I've since read more about these katydids. Singing Insects of North America directed me to a 1962 paper by Edward Thomas and Richard Alexander that provided some additional information on Dusky-faced Meadow Katydids and two related species also on my search list that are even less common. There, I read the following about those “tics” I'd recorded:

“.. as many as 150 ticks have been counted in succession, produced without buzzes by a lone, undisturbed male.” 

That must have been what I was hearing and recording!

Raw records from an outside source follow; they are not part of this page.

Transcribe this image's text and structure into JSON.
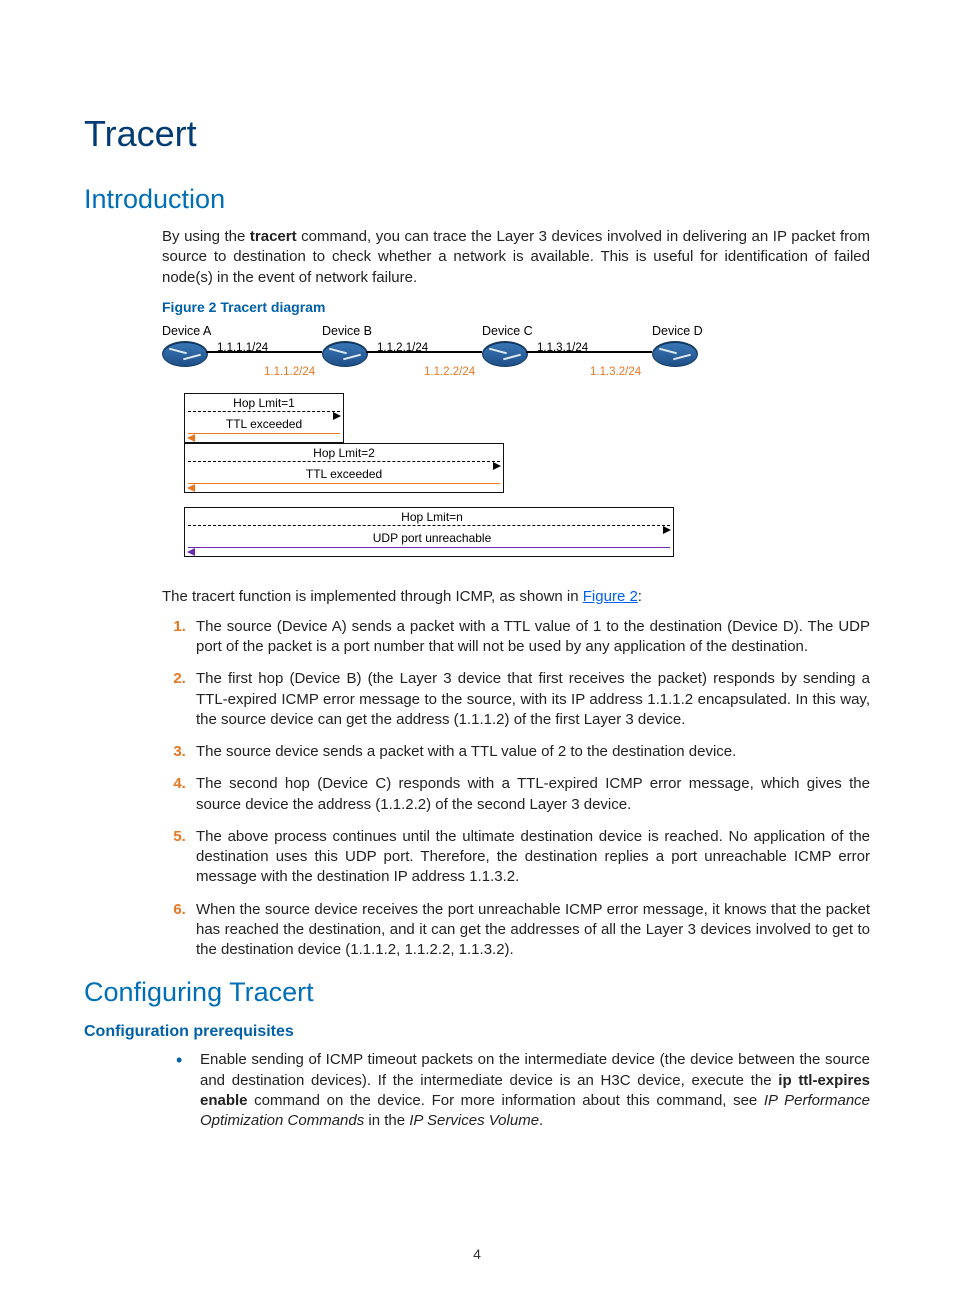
{
  "title": "Tracert",
  "intro_heading": "Introduction",
  "intro_para_before": "By using the ",
  "intro_bold": "tracert",
  "intro_para_after": " command, you can trace the Layer 3 devices involved in delivering an IP packet from source to destination to check whether a network is available. This is useful for identification of failed node(s) in the event of network failure.",
  "figcap": "Figure 2 Tracert diagram",
  "devices": {
    "a": "Device A",
    "b": "Device B",
    "c": "Device C",
    "d": "Device D"
  },
  "ips": {
    "ab_top": "1.1.1.1/24",
    "ab_bot": "1.1.1.2/24",
    "bc_top": "1.1.2.1/24",
    "bc_bot": "1.1.2.2/24",
    "cd_top": "1.1.3.1/24",
    "cd_bot": "1.1.3.2/24"
  },
  "msgs": {
    "hop1": "Hop Lmit=1",
    "ttl1": "TTL exceeded",
    "hop2": "Hop Lmit=2",
    "ttl2": "TTL exceeded",
    "hopn": "Hop Lmit=n",
    "udp": "UDP port unreachable"
  },
  "implline_before": "The tracert function is implemented through ICMP, as shown in ",
  "implline_link": "Figure 2",
  "implline_after": ":",
  "steps": [
    "The source (Device A) sends a packet with a TTL value of 1 to the destination (Device D). The UDP port of the packet is a port number that will not be used by any application of the destination.",
    "The first hop (Device B) (the Layer 3 device that first receives the packet) responds by sending a TTL-expired ICMP error message to the source, with its IP address 1.1.1.2 encapsulated. In this way, the source device can get the address (1.1.1.2) of the first Layer 3 device.",
    "The source device sends a packet with a TTL value of 2 to the destination device.",
    "The second hop (Device C) responds with a TTL-expired ICMP error message, which gives the source device the address (1.1.2.2) of the second Layer 3 device.",
    "The above process continues until the ultimate destination device is reached. No application of the destination uses this UDP port. Therefore, the destination replies a port unreachable ICMP error message with the destination IP address 1.1.3.2.",
    "When the source device receives the port unreachable ICMP error message, it knows that the packet has reached the destination, and it can get the addresses of all the Layer 3 devices involved to get to the destination device (1.1.1.2, 1.1.2.2, 1.1.3.2)."
  ],
  "config_heading": "Configuring Tracert",
  "config_sub": "Configuration prerequisites",
  "bullet1_a": "Enable sending of ICMP timeout packets on the intermediate device (the device between the source and destination devices). If the intermediate device is an H3C device, execute the ",
  "bullet1_b": "ip ttl-expires enable",
  "bullet1_c": " command on the device. For more information about this command, see ",
  "bullet1_d": "IP Performance Optimization Commands",
  "bullet1_e": " in the ",
  "bullet1_f": "IP Services Volume",
  "bullet1_g": ".",
  "pagenum": "4"
}
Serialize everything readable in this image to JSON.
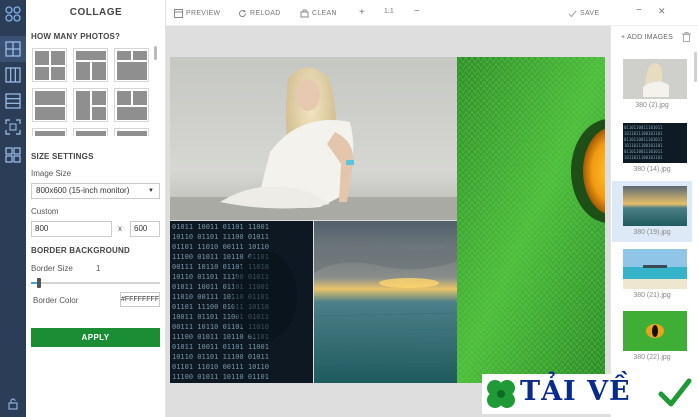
{
  "app": {
    "title": "COLLAGE"
  },
  "toolbar": {
    "preview": "PREVIEW",
    "reload": "RELOAD",
    "clean": "CLEAN",
    "zoom_in": "+",
    "zoom_actual": "1:1",
    "zoom_out": "−",
    "save": "SAVE",
    "minimize": "−",
    "close": "✕"
  },
  "settings": {
    "how_many": "HOW MANY PHOTOS?",
    "size_settings": "SIZE SETTINGS",
    "image_size_label": "Image Size",
    "image_size_value": "800x600 (15-inch monitor)",
    "custom_label": "Custom",
    "width": "800",
    "times": "x",
    "height": "600",
    "border_background": "BORDER BACKGROUND",
    "border_size_label": "Border Size",
    "border_size_value": "1",
    "border_color_label": "Border Color",
    "border_color_value": "#FFFFFFFF",
    "apply": "APPLY"
  },
  "images_panel": {
    "add_images": "+ ADD IMAGES",
    "items": [
      {
        "filename": "380 (2).jpg"
      },
      {
        "filename": "380 (14).jpg"
      },
      {
        "filename": "380 (19).jpg"
      },
      {
        "filename": "380 (21).jpg"
      },
      {
        "filename": "380 (22).jpg"
      }
    ]
  },
  "watermark": {
    "text": "TẢI VỀ"
  },
  "colors": {
    "rail": "#2c3e57",
    "apply_button": "#1b8d34",
    "canvas_bg": "#dedede",
    "selected_thumb": "#dde9f7",
    "watermark_text": "#0a2a8c"
  }
}
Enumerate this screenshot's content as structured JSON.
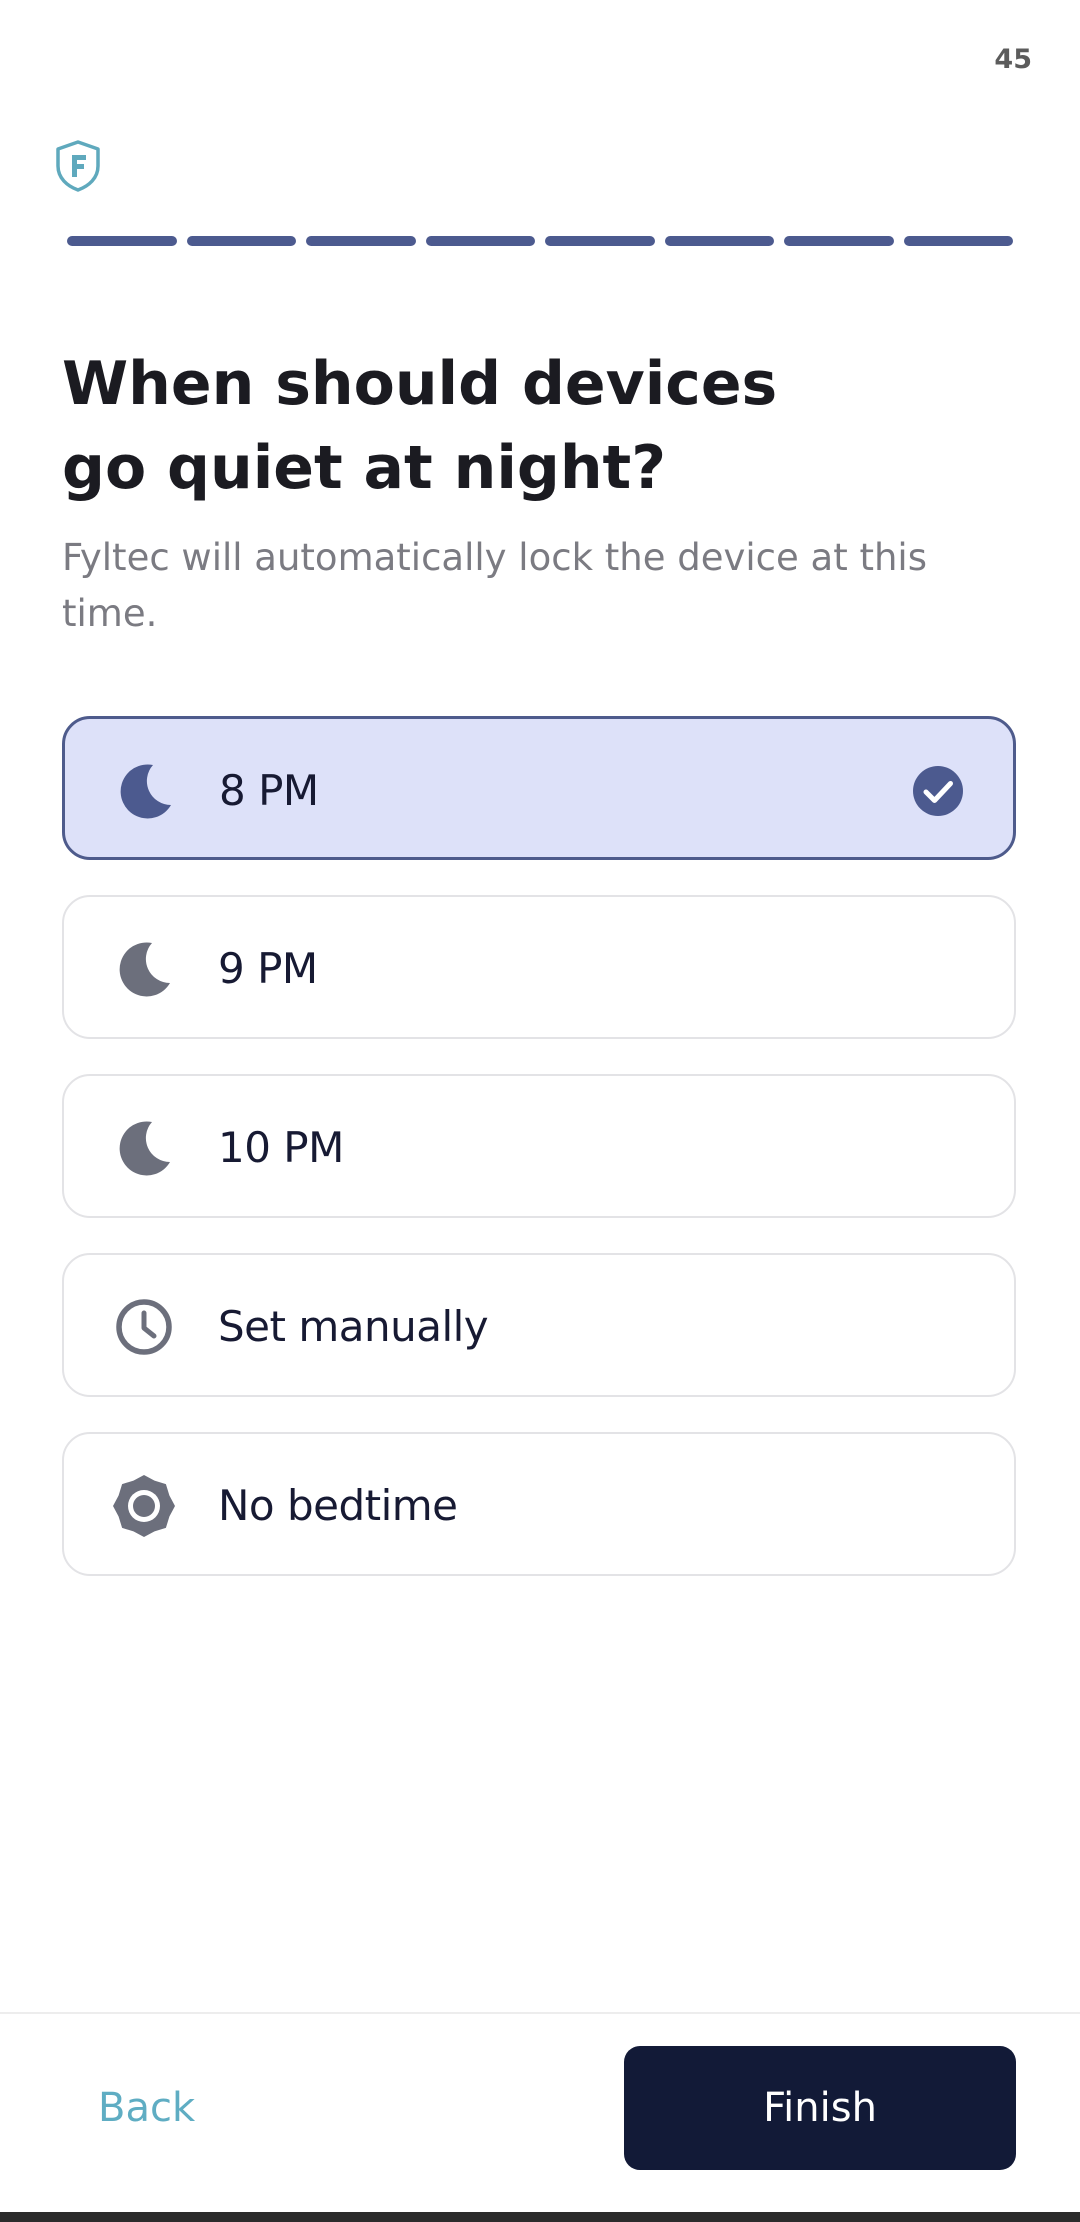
{
  "status_bar": {
    "text": "45"
  },
  "progress": {
    "total_steps": 8,
    "completed_steps": 8
  },
  "header": {
    "title_line1": "When should devices",
    "title_line2": "go quiet at night?",
    "subtitle": "Fyltec will automatically lock the device at this time."
  },
  "options": [
    {
      "label": "8 PM",
      "icon": "moon-icon",
      "selected": true
    },
    {
      "label": "9 PM",
      "icon": "moon-icon",
      "selected": false
    },
    {
      "label": "10 PM",
      "icon": "moon-icon",
      "selected": false
    },
    {
      "label": "Set manually",
      "icon": "clock-icon",
      "selected": false
    },
    {
      "label": "No bedtime",
      "icon": "sun-icon",
      "selected": false
    }
  ],
  "footer": {
    "back_label": "Back",
    "finish_label": "Finish"
  },
  "colors": {
    "accent": "#4c5a8f",
    "selected_bg": "#dde1f9",
    "primary_button": "#121a37",
    "link": "#5fadc3",
    "icon_gray": "#6c6f7c"
  }
}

The tics are also interesting to see. They sound like single “tics,” but they are actually in pairs. “The ticks of concinnum and campestre are usually single, and when they are double, the sound produced by the opening of the tegmina is much softer than that produced by the closing stroke.” (The tegmina are the thick, upper wings on these and other insects. It’s this set of wings that’s used for sound production. They also cover the inner wings that are used for flight in those insects that fly, which not all katydids do.) If opening the tegmina happens first, that could be why the first half of each pair looks considerably softer in the sonogram.


Here’s one more recording of the first male’s songs interspersed with tics. 16,000 Hz is a very high song, considering the threshold of human hearing (probably for an eight-year old) is 20,000 Hz. The song could be quite loud, but we won’t perceive it that way in the field because it’s so very high.

I'm still excited about seeing and hearing these katydids, and that made me all the more determined to find them in Ohio. 

However, it's 45 degrees and raining as I write this on October 3rd. I still haven't found Dusky-faced Meadow Katydids in Ohio yet, but I'm already planning where to search for them next August and September.  

Ten months is a long time to wait!


  1. What a wonderful story Lisa. Certainly, you will find them next season in Ohio.

  2. WOW.. great Post... I do enjoy your INFO and Post.. thanks for taking the time..
    Hope that you are doing a talk soon at our Education Center..

    Mark J Demyan
    Owner MDCC
    PAST Pres ASGC